▶ What you have to do: Output each record exactly. Leave none out.

▶ Given data:
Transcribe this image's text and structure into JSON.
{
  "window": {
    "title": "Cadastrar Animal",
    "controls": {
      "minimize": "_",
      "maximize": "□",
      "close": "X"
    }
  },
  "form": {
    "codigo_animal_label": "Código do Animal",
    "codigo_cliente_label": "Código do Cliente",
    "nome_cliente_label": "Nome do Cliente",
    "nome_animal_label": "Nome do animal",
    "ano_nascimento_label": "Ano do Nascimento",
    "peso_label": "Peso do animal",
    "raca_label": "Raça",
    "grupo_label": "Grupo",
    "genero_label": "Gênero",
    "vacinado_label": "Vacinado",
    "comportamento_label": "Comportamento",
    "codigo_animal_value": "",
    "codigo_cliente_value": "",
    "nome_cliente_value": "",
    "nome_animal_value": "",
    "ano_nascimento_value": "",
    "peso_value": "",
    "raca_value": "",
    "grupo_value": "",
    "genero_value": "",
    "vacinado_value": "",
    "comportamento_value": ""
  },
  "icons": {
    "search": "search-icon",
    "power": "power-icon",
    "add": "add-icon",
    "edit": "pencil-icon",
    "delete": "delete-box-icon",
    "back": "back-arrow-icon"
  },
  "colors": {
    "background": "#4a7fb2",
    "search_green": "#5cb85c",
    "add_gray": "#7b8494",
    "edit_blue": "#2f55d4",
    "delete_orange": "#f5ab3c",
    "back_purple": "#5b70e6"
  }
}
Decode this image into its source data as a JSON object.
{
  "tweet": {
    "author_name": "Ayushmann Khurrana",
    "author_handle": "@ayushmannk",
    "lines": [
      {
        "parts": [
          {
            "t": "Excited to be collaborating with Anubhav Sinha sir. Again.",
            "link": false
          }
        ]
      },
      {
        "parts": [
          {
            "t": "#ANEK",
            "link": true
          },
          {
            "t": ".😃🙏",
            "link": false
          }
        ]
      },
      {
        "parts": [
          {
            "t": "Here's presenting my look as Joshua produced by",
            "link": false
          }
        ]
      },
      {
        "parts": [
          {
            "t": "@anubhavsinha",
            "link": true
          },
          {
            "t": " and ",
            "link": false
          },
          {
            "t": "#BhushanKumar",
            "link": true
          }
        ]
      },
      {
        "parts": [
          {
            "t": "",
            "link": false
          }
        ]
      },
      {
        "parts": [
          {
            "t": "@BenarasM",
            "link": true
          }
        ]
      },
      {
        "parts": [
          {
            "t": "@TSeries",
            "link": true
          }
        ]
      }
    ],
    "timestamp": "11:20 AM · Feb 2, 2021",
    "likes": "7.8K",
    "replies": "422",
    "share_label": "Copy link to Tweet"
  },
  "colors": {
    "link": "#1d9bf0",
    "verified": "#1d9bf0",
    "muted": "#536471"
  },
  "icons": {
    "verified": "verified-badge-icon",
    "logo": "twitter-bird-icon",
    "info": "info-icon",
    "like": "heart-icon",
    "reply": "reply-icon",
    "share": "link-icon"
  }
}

▶ Answer to the exercise:
Transcribe this image's text and structure into JSON.
{
  "window": {
    "title": "Cadastrar Animal",
    "controls": {
      "minimize": "_",
      "maximize": "□",
      "close": "X"
    }
  },
  "form": {
    "codigo_animal_label": "Código do Animal",
    "codigo_cliente_label": "Código do Cliente",
    "nome_cliente_label": "Nome do Cliente",
    "nome_animal_label": "Nome do animal",
    "ano_nascimento_label": "Ano do Nascimento",
    "peso_label": "Peso do animal",
    "raca_label": "Raça",
    "grupo_label": "Grupo",
    "genero_label": "Gênero",
    "vacinado_label": "Vacinado",
    "comportamento_label": "Comportamento",
    "codigo_animal_value": "",
    "codigo_cliente_value": "",
    "nome_cliente_value": "",
    "nome_animal_value": "",
    "ano_nascimento_value": "",
    "peso_value": "",
    "raca_value": "",
    "grupo_value": "",
    "genero_value": "",
    "vacinado_value": "",
    "comportamento_value": ""
  },
  "icons": {
    "search": "search-icon",
    "power": "power-icon",
    "add": "add-icon",
    "edit": "pencil-icon",
    "delete": "delete-box-icon",
    "back": "back-arrow-icon"
  },
  "colors": {
    "background": "#4a7fb2",
    "search_green": "#5cb85c",
    "add_gray": "#7b8494",
    "edit_blue": "#2f55d4",
    "delete_orange": "#f5ab3c",
    "back_purple": "#5b70e6"
  }
}
Decode this image into its source data as a JSON object.
{
  "tweet": {
    "author_name": "Ayushmann Khurrana",
    "author_handle": "@ayushmannk",
    "lines": [
      {
        "parts": [
          {
            "t": "Excited to be collaborating with Anubhav Sinha sir. Again.",
            "link": false
          }
        ]
      },
      {
        "parts": [
          {
            "t": "#ANEK",
            "link": true
          },
          {
            "t": ".😃🙏",
            "link": false
          }
        ]
      },
      {
        "parts": [
          {
            "t": "Here's presenting my look as Joshua produced by",
            "link": false
          }
        ]
      },
      {
        "parts": [
          {
            "t": "@anubhavsinha",
            "link": true
          },
          {
            "t": " and ",
            "link": false
          },
          {
            "t": "#BhushanKumar",
            "link": true
          }
        ]
      },
      {
        "parts": [
          {
            "t": "",
            "link": false
          }
        ]
      },
      {
        "parts": [
          {
            "t": "@BenarasM",
            "link": true
          }
        ]
      },
      {
        "parts": [
          {
            "t": "@TSeries",
            "link": true
          }
        ]
      }
    ],
    "timestamp": "11:20 AM · Feb 2, 2021",
    "likes": "7.8K",
    "replies": "422",
    "share_label": "Copy link to Tweet"
  },
  "colors": {
    "link": "#1d9bf0",
    "verified": "#1d9bf0",
    "muted": "#536471"
  },
  "icons": {
    "verified": "verified-badge-icon",
    "logo": "twitter-bird-icon",
    "info": "info-icon",
    "like": "heart-icon",
    "reply": "reply-icon",
    "share": "link-icon"
  }
}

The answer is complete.